Dataset entries:
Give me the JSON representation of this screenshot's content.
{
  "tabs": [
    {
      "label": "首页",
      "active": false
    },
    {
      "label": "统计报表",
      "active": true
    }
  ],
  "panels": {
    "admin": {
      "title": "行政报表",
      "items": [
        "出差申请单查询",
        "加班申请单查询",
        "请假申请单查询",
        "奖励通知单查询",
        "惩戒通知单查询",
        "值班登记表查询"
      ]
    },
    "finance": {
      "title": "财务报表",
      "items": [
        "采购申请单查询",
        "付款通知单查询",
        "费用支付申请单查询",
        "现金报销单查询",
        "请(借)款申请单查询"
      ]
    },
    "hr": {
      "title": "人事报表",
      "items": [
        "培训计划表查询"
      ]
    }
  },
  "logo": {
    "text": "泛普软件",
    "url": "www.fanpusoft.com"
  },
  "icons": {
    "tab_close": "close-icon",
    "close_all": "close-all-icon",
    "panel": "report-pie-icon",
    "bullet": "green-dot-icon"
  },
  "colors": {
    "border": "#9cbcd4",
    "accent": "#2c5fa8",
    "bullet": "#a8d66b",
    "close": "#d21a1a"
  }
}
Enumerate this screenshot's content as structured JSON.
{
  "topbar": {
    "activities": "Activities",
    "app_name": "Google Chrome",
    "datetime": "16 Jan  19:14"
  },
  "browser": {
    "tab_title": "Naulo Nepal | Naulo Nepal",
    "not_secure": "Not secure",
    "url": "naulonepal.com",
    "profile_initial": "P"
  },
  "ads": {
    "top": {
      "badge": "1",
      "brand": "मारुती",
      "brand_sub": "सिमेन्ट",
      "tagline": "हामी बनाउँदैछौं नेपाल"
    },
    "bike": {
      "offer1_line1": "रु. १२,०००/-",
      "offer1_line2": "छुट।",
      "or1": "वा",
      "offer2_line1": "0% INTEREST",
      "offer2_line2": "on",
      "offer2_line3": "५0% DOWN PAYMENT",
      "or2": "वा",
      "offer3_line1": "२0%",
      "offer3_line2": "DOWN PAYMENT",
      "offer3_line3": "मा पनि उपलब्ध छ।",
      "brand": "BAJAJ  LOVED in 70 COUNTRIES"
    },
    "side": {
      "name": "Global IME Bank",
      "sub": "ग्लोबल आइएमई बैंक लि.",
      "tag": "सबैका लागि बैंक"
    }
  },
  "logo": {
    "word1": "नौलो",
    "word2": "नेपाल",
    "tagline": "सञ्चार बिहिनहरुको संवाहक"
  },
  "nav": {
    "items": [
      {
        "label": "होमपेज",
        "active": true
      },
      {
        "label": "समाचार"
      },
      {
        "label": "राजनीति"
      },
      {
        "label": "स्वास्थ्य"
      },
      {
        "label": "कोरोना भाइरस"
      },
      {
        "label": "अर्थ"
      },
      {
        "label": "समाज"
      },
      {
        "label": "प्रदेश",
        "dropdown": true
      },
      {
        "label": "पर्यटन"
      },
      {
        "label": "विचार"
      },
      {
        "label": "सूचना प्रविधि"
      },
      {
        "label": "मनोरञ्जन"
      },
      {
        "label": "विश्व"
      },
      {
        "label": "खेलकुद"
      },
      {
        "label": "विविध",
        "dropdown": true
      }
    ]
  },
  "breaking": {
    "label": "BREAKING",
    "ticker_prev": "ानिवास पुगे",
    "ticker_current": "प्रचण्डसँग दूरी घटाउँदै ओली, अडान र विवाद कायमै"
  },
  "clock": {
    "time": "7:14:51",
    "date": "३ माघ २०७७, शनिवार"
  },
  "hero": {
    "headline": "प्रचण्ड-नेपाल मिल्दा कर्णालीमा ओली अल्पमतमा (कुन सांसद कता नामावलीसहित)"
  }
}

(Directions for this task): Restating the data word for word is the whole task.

(Solution for this exercise):
Give me the JSON representation of this screenshot's content.
{
  "tabs": [
    {
      "label": "首页",
      "active": false
    },
    {
      "label": "统计报表",
      "active": true
    }
  ],
  "panels": {
    "admin": {
      "title": "行政报表",
      "items": [
        "出差申请单查询",
        "加班申请单查询",
        "请假申请单查询",
        "奖励通知单查询",
        "惩戒通知单查询",
        "值班登记表查询"
      ]
    },
    "finance": {
      "title": "财务报表",
      "items": [
        "采购申请单查询",
        "付款通知单查询",
        "费用支付申请单查询",
        "现金报销单查询",
        "请(借)款申请单查询"
      ]
    },
    "hr": {
      "title": "人事报表",
      "items": [
        "培训计划表查询"
      ]
    }
  },
  "logo": {
    "text": "泛普软件",
    "url": "www.fanpusoft.com"
  },
  "icons": {
    "tab_close": "close-icon",
    "close_all": "close-all-icon",
    "panel": "report-pie-icon",
    "bullet": "green-dot-icon"
  },
  "colors": {
    "border": "#9cbcd4",
    "accent": "#2c5fa8",
    "bullet": "#a8d66b",
    "close": "#d21a1a"
  }
}
Enumerate this screenshot's content as structured JSON.
{
  "topbar": {
    "activities": "Activities",
    "app_name": "Google Chrome",
    "datetime": "16 Jan  19:14"
  },
  "browser": {
    "tab_title": "Naulo Nepal | Naulo Nepal",
    "not_secure": "Not secure",
    "url": "naulonepal.com",
    "profile_initial": "P"
  },
  "ads": {
    "top": {
      "badge": "1",
      "brand": "मारुती",
      "brand_sub": "सिमेन्ट",
      "tagline": "हामी बनाउँदैछौं नेपाल"
    },
    "bike": {
      "offer1_line1": "रु. १२,०००/-",
      "offer1_line2": "छुट।",
      "or1": "वा",
      "offer2_line1": "0% INTEREST",
      "offer2_line2": "on",
      "offer2_line3": "५0% DOWN PAYMENT",
      "or2": "वा",
      "offer3_line1": "२0%",
      "offer3_line2": "DOWN PAYMENT",
      "offer3_line3": "मा पनि उपलब्ध छ।",
      "brand": "BAJAJ  LOVED in 70 COUNTRIES"
    },
    "side": {
      "name": "Global IME Bank",
      "sub": "ग्लोबल आइएमई बैंक लि.",
      "tag": "सबैका लागि बैंक"
    }
  },
  "logo": {
    "word1": "नौलो",
    "word2": "नेपाल",
    "tagline": "सञ्चार बिहिनहरुको संवाहक"
  },
  "nav": {
    "items": [
      {
        "label": "होमपेज",
        "active": true
      },
      {
        "label": "समाचार"
      },
      {
        "label": "राजनीति"
      },
      {
        "label": "स्वास्थ्य"
      },
      {
        "label": "कोरोना भाइरस"
      },
      {
        "label": "अर्थ"
      },
      {
        "label": "समाज"
      },
      {
        "label": "प्रदेश",
        "dropdown": true
      },
      {
        "label": "पर्यटन"
      },
      {
        "label": "विचार"
      },
      {
        "label": "सूचना प्रविधि"
      },
      {
        "label": "मनोरञ्जन"
      },
      {
        "label": "विश्व"
      },
      {
        "label": "खेलकुद"
      },
      {
        "label": "विविध",
        "dropdown": true
      }
    ]
  },
  "breaking": {
    "label": "BREAKING",
    "ticker_prev": "ानिवास पुगे",
    "ticker_current": "प्रचण्डसँग दूरी घटाउँदै ओली, अडान र विवाद कायमै"
  },
  "clock": {
    "time": "7:14:51",
    "date": "३ माघ २०७७, शनिवार"
  },
  "hero": {
    "headline": "प्रचण्ड-नेपाल मिल्दा कर्णालीमा ओली अल्पमतमा (कुन सांसद कता नामावलीसहित)"
  }
}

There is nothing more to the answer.